Early detection: two words that can mean the difference between life and death. The media do well to remind us of this, frequently pestering us to check ourselves for suspicious lumps and bumps. In hospitals, patients are offered more advanced tests in the hope that the emergence of an early stage cancer will trigger alarm bells, potentially allowing doctors to cure the disease and significantly improve patient outcomes.

Our recent work focuses on early detection of cancer in the food pipe (the oesophagus). Here, early detection of cancer is made easier by the presence of a pre-cancerous disease: Barrett’s oesophagus. Patients with Barrett’s have an increased risk of developing oesophageal cancer, motivating their close monitoring using endoscopy, a technique which allows us to capture video images of the inside of the oesophagus (Figure 1).

Figure 1. Endoscopy


Currently, this method uses a normal white light camera – like the one found inside your smartphone – to carefully scrutinise the surface of the oesophagus, searching for the early signs of cancer known as dysplasia. This is challenging; unlike familiar cancers, which form lumps that we can see and feel, dysplastic Barrett’s forms flat patches, sometimes with very little colour change. These are difficult to spot with white light imaging and therefore often evade early detection in spite of regular monitoring.

To improve the visibility of dysplasia, we use a dye. When we apply a specific colour of light to this dye, it emits a different colour of light back to the camera (the dye is fluorescent) (Figure 2).

Figure 2. Fluorescent dyes


When this fluorescent dye is sprayed inside the oesophagus it binds only to healthy tissue, not dysplastic regions – it is ‘targeted’ (Figure 3).


Figure 3. More of the targeted dye binds to healthy tissue than to unhealthy tissue


The dysplasia should then be clearly revealed as dark patches surrounded by bright signals from normal tissue. However, we had a significant challenge to overcome; the oesophagus itself is fluorescent. It too emits light, even in the dysplastic areas that we were expecting to be dark. So, the difference in brightness between the dysplastic and healthy regions was very low, and the dysplastic regions evaded us once more (Figure 4a).
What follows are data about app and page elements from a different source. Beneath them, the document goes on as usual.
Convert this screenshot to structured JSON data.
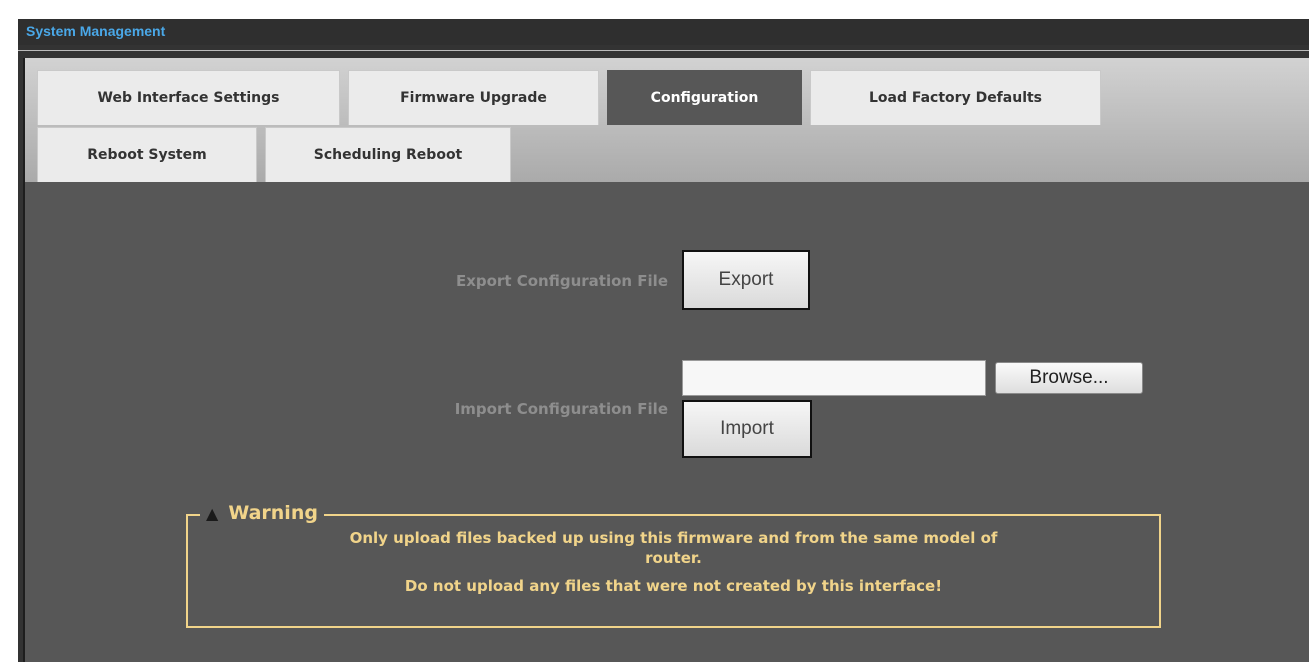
{
  "window": {
    "title": "System Management"
  },
  "tabs": [
    {
      "label": "Web Interface Settings",
      "active": false
    },
    {
      "label": "Firmware Upgrade",
      "active": false
    },
    {
      "label": "Configuration",
      "active": true
    },
    {
      "label": "Load Factory Defaults",
      "active": false
    },
    {
      "label": "Reboot System",
      "active": false
    },
    {
      "label": "Scheduling Reboot",
      "active": false
    }
  ],
  "export": {
    "label": "Export Configuration File",
    "button": "Export"
  },
  "import": {
    "label": "Import Configuration File",
    "file_value": "",
    "browse_button": "Browse...",
    "button": "Import"
  },
  "warning": {
    "icon": "warning-triangle-icon",
    "title": "Warning",
    "line1": "Only upload files backed up using this firmware and from the same model of",
    "line2": "router.",
    "line3": "Do not upload any files that were not created by this interface!"
  },
  "colors": {
    "title": "#4aa8e8",
    "warning": "#f1d48a",
    "panel": "#575757"
  }
}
To overcome this problem, we selected a dye that emits a different colour of fluorescence to that of the oesophagus. This way, if we look at the particular colour (or ‘channel’) of our targeted dye, we no longer see the fluorescence of the oesophagus, and the dysplastic areas will appear dark again (Figure 4b). The colour we chose for our dye is not one visible to the human eye – it is “near-infrared” – the range of light between familiar red light, such as that from a stoplight, and invisible infrared light, similar to that sent from our remote controls to the television.
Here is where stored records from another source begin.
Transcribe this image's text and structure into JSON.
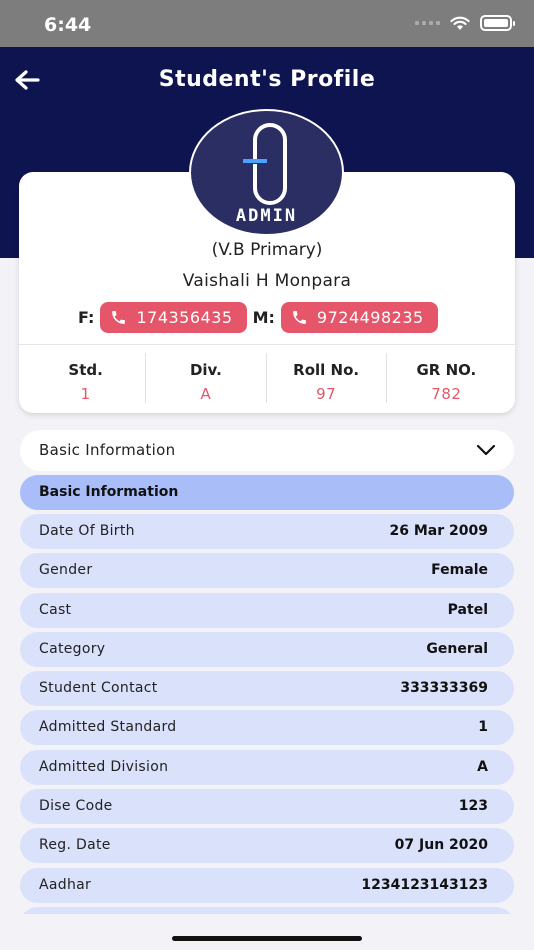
{
  "status": {
    "time": "6:44"
  },
  "header": {
    "title": "Student's Profile"
  },
  "avatar": {
    "text": "ADMIN"
  },
  "student": {
    "school": "(V.B Primary)",
    "name": "Vaishali H Monpara",
    "father_label": "F:",
    "father_phone": "174356435",
    "mother_label": "M:",
    "mother_phone": "9724498235"
  },
  "stats": [
    {
      "label": "Std.",
      "value": "1"
    },
    {
      "label": "Div.",
      "value": "A"
    },
    {
      "label": "Roll No.",
      "value": "97"
    },
    {
      "label": "GR NO.",
      "value": "782"
    }
  ],
  "dropdown": {
    "selected": "Basic Information"
  },
  "section": {
    "title": "Basic Information"
  },
  "rows": [
    {
      "label": "Date Of Birth",
      "value": "26 Mar 2009"
    },
    {
      "label": "Gender",
      "value": "Female"
    },
    {
      "label": "Cast",
      "value": "Patel"
    },
    {
      "label": "Category",
      "value": "General"
    },
    {
      "label": "Student Contact",
      "value": "333333369"
    },
    {
      "label": "Admitted Standard",
      "value": "1"
    },
    {
      "label": "Admitted Division",
      "value": "A"
    },
    {
      "label": "Dise Code",
      "value": "123"
    },
    {
      "label": "Reg. Date",
      "value": "07 Jun 2020"
    },
    {
      "label": "Aadhar",
      "value": "1234123143123"
    }
  ],
  "colors": {
    "header_bg": "#0e144f",
    "accent": "#e5566a",
    "section_header": "#a9bdf8",
    "row_bg": "#d9e1fb"
  }
}
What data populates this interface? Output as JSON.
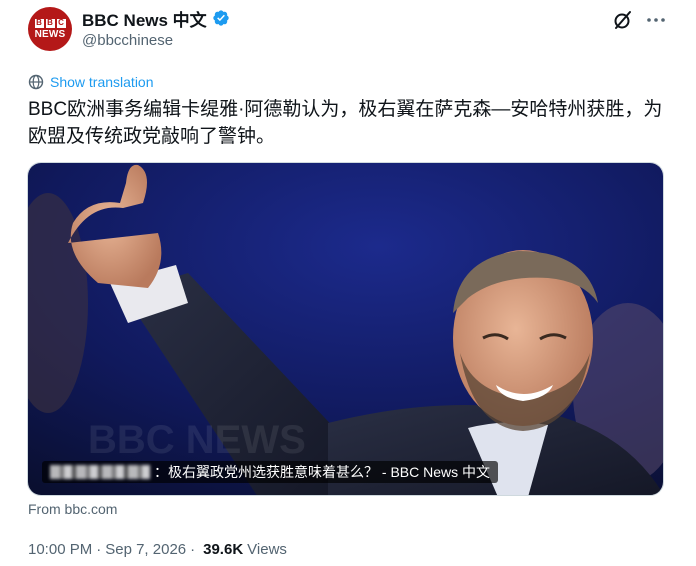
{
  "account": {
    "display_name": "BBC News 中文",
    "handle": "@bbcchinese",
    "avatar_letters": [
      "B",
      "B",
      "C"
    ],
    "avatar_text": "NEWS",
    "verified_color": "#1d9bf0",
    "avatar_color": "#b41818"
  },
  "header_icons": [
    "grok-icon",
    "more-icon"
  ],
  "translation": {
    "label": "Show translation",
    "icon": "globe-icon"
  },
  "tweet": {
    "text": "BBC欧洲事务编辑卡缇雅·阿德勒认为，极右翼在萨克森—安哈特州获胜，为欧盟及传统政党敲响了警钟。"
  },
  "media": {
    "caption": "：极右翼政党州选获胜意味着甚么？ - BBC News 中文",
    "watermark": "BBC NEWS",
    "from_label": "From bbc.com"
  },
  "meta": {
    "time": "10:00 PM",
    "dot1": "·",
    "date": "Sep 7, 2026",
    "dot2": "·",
    "views_count": "39.6K",
    "views_label": "Views"
  },
  "colors": {
    "accent": "#1d9bf0",
    "secondary_text": "#536471",
    "primary_text": "#0f1419"
  }
}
Figure 4. Why do we measure near-infrared fluorescence?


But just developing a dye is only a first step. Since this dye emits infrared light, it is invisible to the endoscopes currently used in hospitals. To capture images of this dye, we require a specialised endoscope that can ‘see’ the near-infrared light. So, we built one.

Our paper describes the design, development and testing of such a device.

First we describe the design of the device.

Second, we present the important characteristics of the device performance. The resolution (the smallest detectable object) and the sensitivity (the smallest detectable amount of dye) are important to help us determine the smallest region of dysplasia we are able to detect. The field of view (the largest object that can be seen in a single image) is important for the surgeon to understand how easy it will be to navigate the whole oesophagus. The power (the amount of light energy emitted from the device) is important to ensure the device is safe.

Next, to check that our endoscope accurately captures images of the dye, we took images of the dye sprayed upon human oesophagus specimens and compared these to images captured with a standard large-scale near-infrared camera. The images were similar and provided some biological validation of our system.

Finally, these specimens were sent to a pathologist who determined whether each area of the specimen was positive or negative for dysplasia. We compared these regions to our images and found that the positive areas were darker than the negative areas as expected. This suggests our technique is able to accurately detect dysplasia.

Further development and safety testing of the device will lead to a clinical trial of this technique in patients to assess whether the application of this targeted dye can improve the efficiency of early detection of oesophageal cancer.